**Instructions to follow**
The listing below should be printed again word for word, without any images.

**Data for this task**
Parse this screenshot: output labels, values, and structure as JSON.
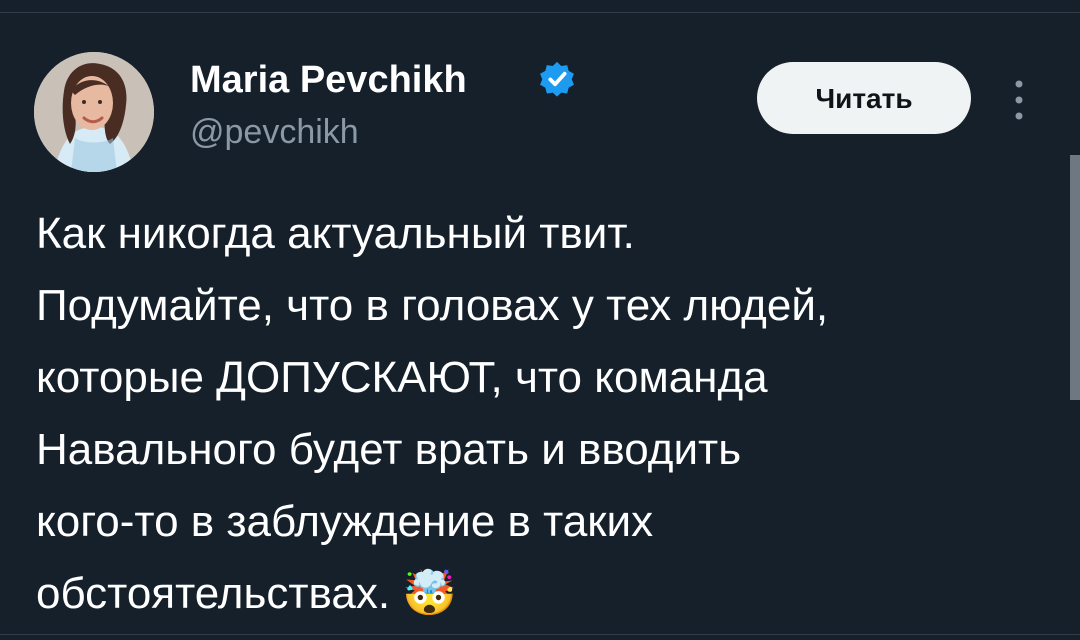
{
  "author": {
    "name": "Maria Pevchikh",
    "handle": "@pevchikh",
    "verified": true,
    "avatar_icon": "avatar-photo"
  },
  "actions": {
    "follow_label": "Читать",
    "more_icon": "more-vertical-icon"
  },
  "tweet": {
    "text": "Как никогда актуальный твит.\nПодумайте, что в головах у тех людей,\nкоторые ДОПУСКАЮТ, что команда\nНавального будет врать и вводить\nкого-то в заблуждение в таких\nобстоятельствах. 🤯"
  },
  "colors": {
    "background": "#15202b",
    "text": "#ffffff",
    "secondary_text": "#8b98a5",
    "verified": "#1d9bf0",
    "button_bg": "#eff3f4",
    "button_text": "#0f1419"
  }
}
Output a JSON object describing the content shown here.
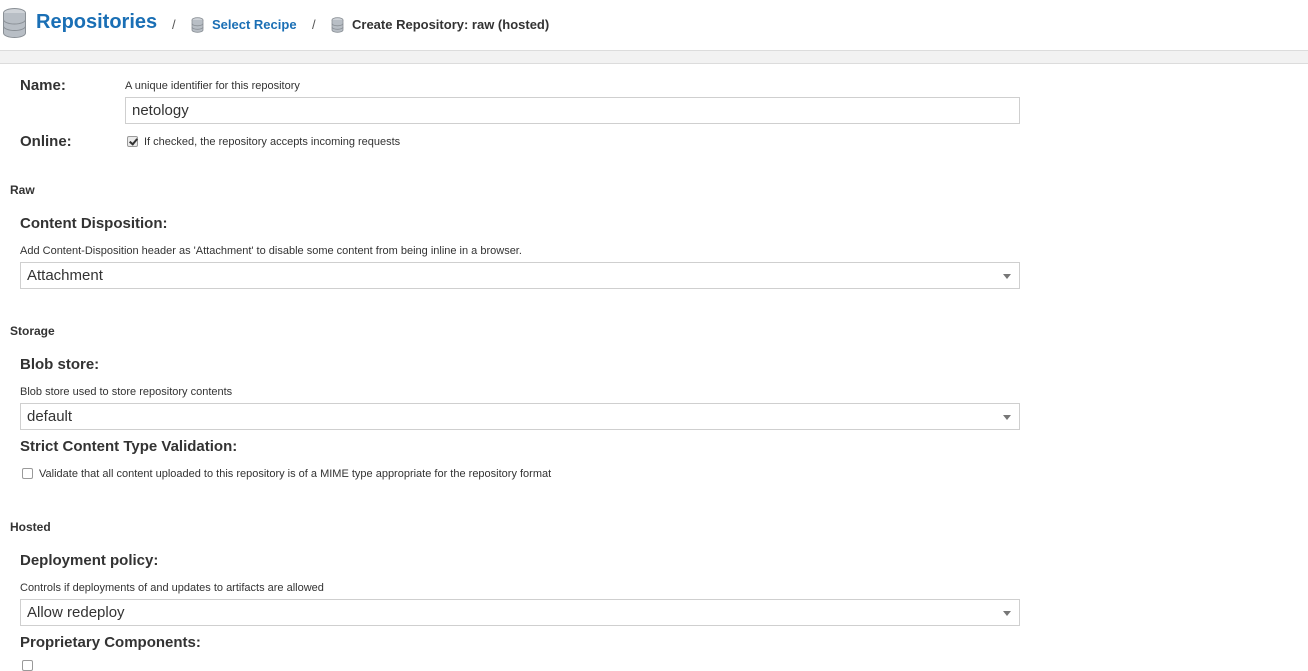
{
  "breadcrumb": {
    "root": "Repositories",
    "separator": "/",
    "step1": "Select Recipe",
    "current": "Create Repository: raw (hosted)"
  },
  "form": {
    "name": {
      "label": "Name:",
      "help": "A unique identifier for this repository",
      "value": "netology"
    },
    "online": {
      "label": "Online:",
      "help": "If checked, the repository accepts incoming requests",
      "checked": true
    },
    "raw": {
      "section": "Raw",
      "content_disposition": {
        "label": "Content Disposition:",
        "help": "Add Content-Disposition header as 'Attachment' to disable some content from being inline in a browser.",
        "value": "Attachment"
      }
    },
    "storage": {
      "section": "Storage",
      "blob_store": {
        "label": "Blob store:",
        "help": "Blob store used to store repository contents",
        "value": "default"
      },
      "strict_validation": {
        "label": "Strict Content Type Validation:",
        "help": "Validate that all content uploaded to this repository is of a MIME type appropriate for the repository format",
        "checked": false
      }
    },
    "hosted": {
      "section": "Hosted",
      "deployment_policy": {
        "label": "Deployment policy:",
        "help": "Controls if deployments of and updates to artifacts are allowed",
        "value": "Allow redeploy"
      },
      "proprietary": {
        "label": "Proprietary Components:",
        "checked": false
      }
    }
  },
  "colors": {
    "link": "#1a6fb5",
    "text": "#333333",
    "border": "#cfcfcf"
  }
}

**Exercise result**
Parse this screenshot: output labels, values, and structure as JSON.
{
  "author": {
    "name": "Maria Pevchikh",
    "handle": "@pevchikh",
    "verified": true,
    "avatar_icon": "avatar-photo"
  },
  "actions": {
    "follow_label": "Читать",
    "more_icon": "more-vertical-icon"
  },
  "tweet": {
    "text": "Как никогда актуальный твит.\nПодумайте, что в головах у тех людей,\nкоторые ДОПУСКАЮТ, что команда\nНавального будет врать и вводить\nкого-то в заблуждение в таких\nобстоятельствах. 🤯"
  },
  "colors": {
    "background": "#15202b",
    "text": "#ffffff",
    "secondary_text": "#8b98a5",
    "verified": "#1d9bf0",
    "button_bg": "#eff3f4",
    "button_text": "#0f1419"
  }
}
Output a JSON object describing the content shown here.
{
  "breadcrumb": {
    "root": "Repositories",
    "separator": "/",
    "step1": "Select Recipe",
    "current": "Create Repository: raw (hosted)"
  },
  "form": {
    "name": {
      "label": "Name:",
      "help": "A unique identifier for this repository",
      "value": "netology"
    },
    "online": {
      "label": "Online:",
      "help": "If checked, the repository accepts incoming requests",
      "checked": true
    },
    "raw": {
      "section": "Raw",
      "content_disposition": {
        "label": "Content Disposition:",
        "help": "Add Content-Disposition header as 'Attachment' to disable some content from being inline in a browser.",
        "value": "Attachment"
      }
    },
    "storage": {
      "section": "Storage",
      "blob_store": {
        "label": "Blob store:",
        "help": "Blob store used to store repository contents",
        "value": "default"
      },
      "strict_validation": {
        "label": "Strict Content Type Validation:",
        "help": "Validate that all content uploaded to this repository is of a MIME type appropriate for the repository format",
        "checked": false
      }
    },
    "hosted": {
      "section": "Hosted",
      "deployment_policy": {
        "label": "Deployment policy:",
        "help": "Controls if deployments of and updates to artifacts are allowed",
        "value": "Allow redeploy"
      },
      "proprietary": {
        "label": "Proprietary Components:",
        "checked": false
      }
    }
  },
  "colors": {
    "link": "#1a6fb5",
    "text": "#333333",
    "border": "#cfcfcf"
  }
}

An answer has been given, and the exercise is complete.